Look through the listing and locate every line containing the word "Compression"; copy those lines.

Record excerpts:
- Opening Delimiter -

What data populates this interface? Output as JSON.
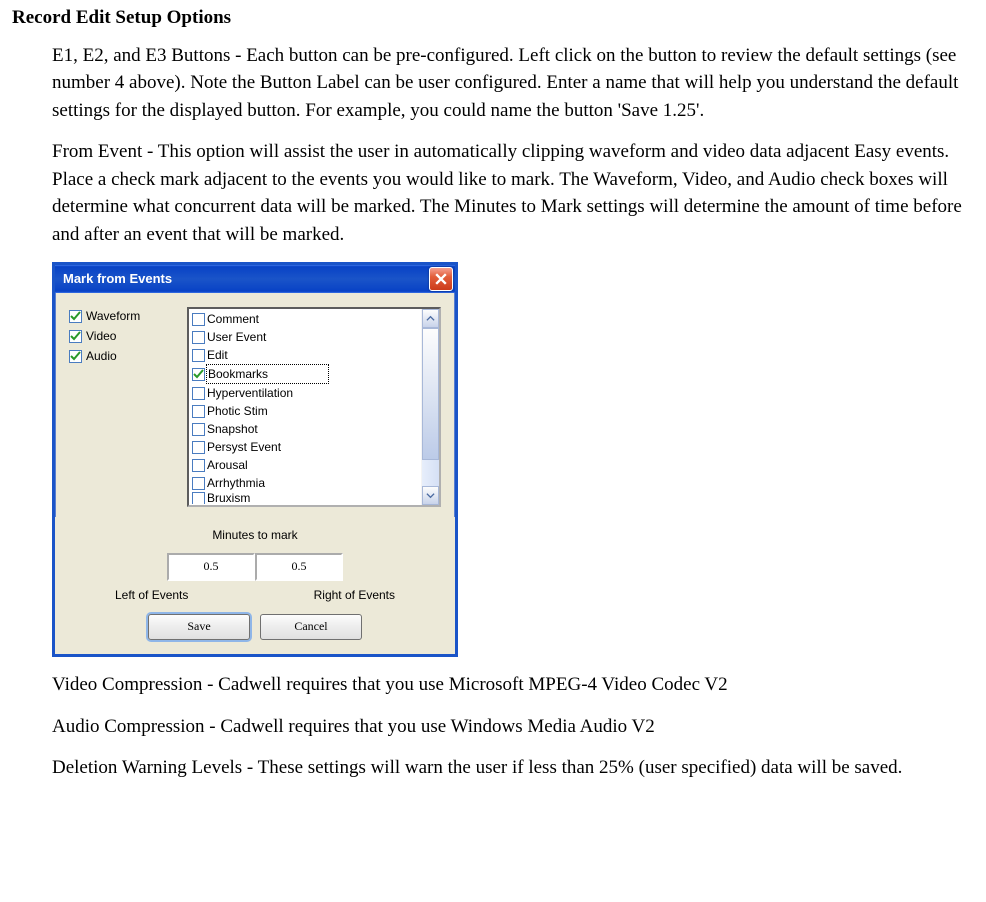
{
  "heading": "Record Edit Setup Options",
  "paragraphs": {
    "p1": "E1, E2, and E3 Buttons - Each button can be pre-configured.  Left click on the button to review the default settings (see number 4 above).  Note the Button Label can be user configured.  Enter a name that will help you understand the default settings for the displayed button.  For example, you could name the button 'Save 1.25'.",
    "p2": "From Event - This option will assist the user in automatically clipping waveform and video data adjacent Easy events.  Place a check mark adjacent to the events you would like to mark.  The Waveform, Video, and Audio check boxes will determine what concurrent data will be marked.  The Minutes to Mark settings will determine the amount of time before and after an event that will be marked.",
    "p3": "Video Compression - Cadwell requires that you use Microsoft MPEG-4 Video Codec V2",
    "p4": "Audio Compression - Cadwell requires that you use Windows Media Audio V2",
    "p5": "Deletion Warning Levels - These settings will warn the user if less than 25% (user specified) data will be saved."
  },
  "dialog": {
    "title": "Mark from Events",
    "left_checks": [
      {
        "label": "Waveform",
        "checked": true
      },
      {
        "label": "Video",
        "checked": true
      },
      {
        "label": "Audio",
        "checked": true
      }
    ],
    "list_items": [
      {
        "label": "Comment",
        "checked": false
      },
      {
        "label": "User Event",
        "checked": false
      },
      {
        "label": "Edit",
        "checked": false
      },
      {
        "label": "Bookmarks",
        "checked": true,
        "focused": true
      },
      {
        "label": "Hyperventilation",
        "checked": false
      },
      {
        "label": "Photic Stim",
        "checked": false
      },
      {
        "label": "Snapshot",
        "checked": false
      },
      {
        "label": "Persyst Event",
        "checked": false
      },
      {
        "label": "Arousal",
        "checked": false
      },
      {
        "label": "Arrhythmia",
        "checked": false
      },
      {
        "label": "Bruxism",
        "checked": false,
        "cut": true
      }
    ],
    "minutes_title": "Minutes to mark",
    "left_value": "0.5",
    "right_value": "0.5",
    "left_label": "Left of Events",
    "right_label": "Right of Events",
    "save": "Save",
    "cancel": "Cancel"
  }
}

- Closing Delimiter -

Result of this exercise:
    "p3": "Video Compression - Cadwell requires that you use Microsoft MPEG-4 Video Codec V2",
    "p4": "Audio Compression - Cadwell requires that you use Windows Media Audio V2",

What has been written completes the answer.